Yes, he was with the guy who shot and killed New York City Police Officer John E. Varecha. But he was trying to break up the struggle, not escalate it, he insists.
A jury found differently and sentenced Victory to 25 years to life in prison.
Now 76 and free, Victory is still fighting his murder conviction as part of a 15-year-old civil suit that brought him to a Buffalo courtroom last week.
"I was convicted of something I didn't do, I really didn't do," he said after his federal court appearance. "I've been fighting for justice my whole life."
Filed in 2002, Victory's suit is based on his case before the state parole board while he was an inmate at Attica Correctional Facility, which is why the suit was filed here.
The parole board granted Victory's request, but later reversed itself when then-Gov. George E. Pataki, who was publicly opposed to violent felons getting parole, learned of his release and reportedly pressured the board to block it.
Victory sued and a Wyoming County judge gave Victory his freedom in 1999.
His pending lawsuit is based, in part, on the additional months he spent in prison while challenging the parole board's reversal.
Victory's suit claims politics interfered with his rights to an early release from prison.
"He was granted a privilege, and we feel politics took that privilege away," Norman P. Effman, one of his lawyers, said last week. "When a wrong is done, you try to right it."
Victory acknowledges his goal is a monetary settlement, a prospect much more likely now that his case is heading to trial, and he makes no apologies for that.
In a key ruling last month, U.S. District Judge William M. Skretny denied the state's motion to dismiss the case and removed the last legal obstacles standing between Victory and a jury.
Skretny set a trial date of Sept. 26 and, in doing so, set the stage for a possible settlement.
"Fifteen years is too long," the judge said of the case's age last week. "We need to get this done."
Victory's legal battle with New York State is rooted in the October 1968 murder of Officer Varecha, a rookie two months away from his one-year anniversary with the force. The shooting followed a traffic stop that turned quickly into a struggle.
There was evidence at the trial that Victory and Ronald Bornholdt, the man he was with, assaulted Varecha and that the policeman fought back with his nightstick and eventually drew his gun.
Prosecutors also argued during the trial that Victory and Bornholdt lured Varecha into a nearby alley where Bornholdt shot the officer four times.
Convicted of murder in 1970, Victory and Bornholdt were sentenced to 25 years to life in state prison.
Eight years later, Victory escaped from Green Haven Correctional Facility in Dutchess County by bribing two guards. He spent the next three years on the run in California.
Captured near San Francisco, Victory returned to prison and, by most accounts, was a model inmate until he was released.

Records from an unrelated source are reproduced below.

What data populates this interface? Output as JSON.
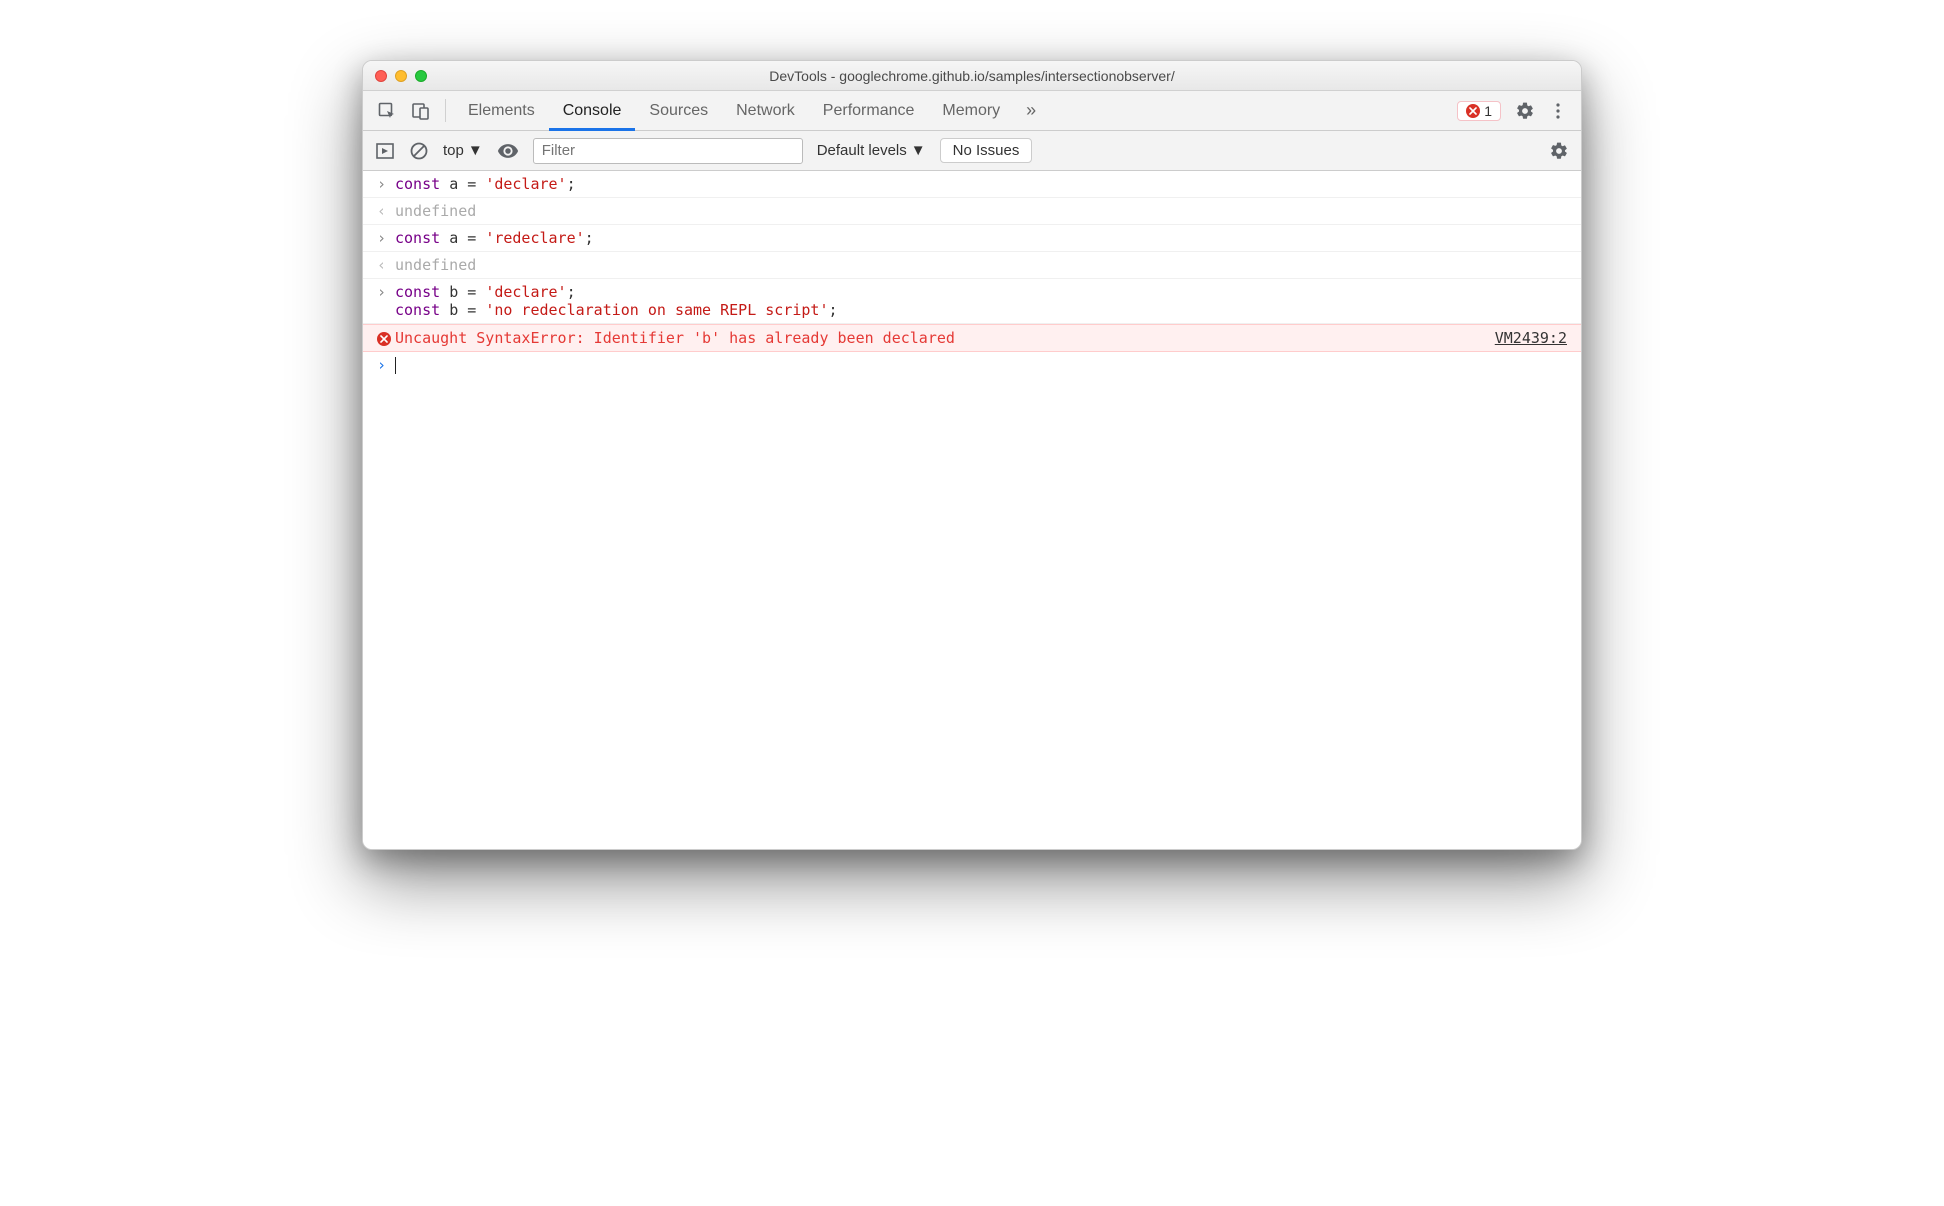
{
  "window": {
    "title": "DevTools - googlechrome.github.io/samples/intersectionobserver/"
  },
  "tabs": {
    "items": [
      "Elements",
      "Console",
      "Sources",
      "Network",
      "Performance",
      "Memory"
    ],
    "active_index": 1,
    "overflow_glyph": "»"
  },
  "error_badge": {
    "count": "1"
  },
  "toolbar": {
    "context": "top",
    "filter_placeholder": "Filter",
    "levels_label": "Default levels",
    "issues_label": "No Issues"
  },
  "console": {
    "entries": [
      {
        "type": "input",
        "tokens": [
          [
            "kw",
            "const"
          ],
          [
            "sp",
            " "
          ],
          [
            "id",
            "a"
          ],
          [
            "sp",
            " "
          ],
          [
            "op",
            "="
          ],
          [
            "sp",
            " "
          ],
          [
            "str",
            "'declare'"
          ],
          [
            "op",
            ";"
          ]
        ]
      },
      {
        "type": "result",
        "text": "undefined"
      },
      {
        "type": "input",
        "tokens": [
          [
            "kw",
            "const"
          ],
          [
            "sp",
            " "
          ],
          [
            "id",
            "a"
          ],
          [
            "sp",
            " "
          ],
          [
            "op",
            "="
          ],
          [
            "sp",
            " "
          ],
          [
            "str",
            "'redeclare'"
          ],
          [
            "op",
            ";"
          ]
        ]
      },
      {
        "type": "result",
        "text": "undefined"
      },
      {
        "type": "input",
        "lines": [
          [
            [
              "kw",
              "const"
            ],
            [
              "sp",
              " "
            ],
            [
              "id",
              "b"
            ],
            [
              "sp",
              " "
            ],
            [
              "op",
              "="
            ],
            [
              "sp",
              " "
            ],
            [
              "str",
              "'declare'"
            ],
            [
              "op",
              ";"
            ]
          ],
          [
            [
              "kw",
              "const"
            ],
            [
              "sp",
              " "
            ],
            [
              "id",
              "b"
            ],
            [
              "sp",
              " "
            ],
            [
              "op",
              "="
            ],
            [
              "sp",
              " "
            ],
            [
              "str",
              "'no redeclaration on same REPL script'"
            ],
            [
              "op",
              ";"
            ]
          ]
        ]
      },
      {
        "type": "error",
        "message": "Uncaught SyntaxError: Identifier 'b' has already been declared",
        "source": "VM2439:2"
      }
    ]
  }
}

New York City's police union reacted with outrage at the news of Victory's release in 1999 and called for an end to discretionary parole.
"That was just more piling on," he said of the board's reversal. "I'm 76 years old. I can't tell you the torture I've been through."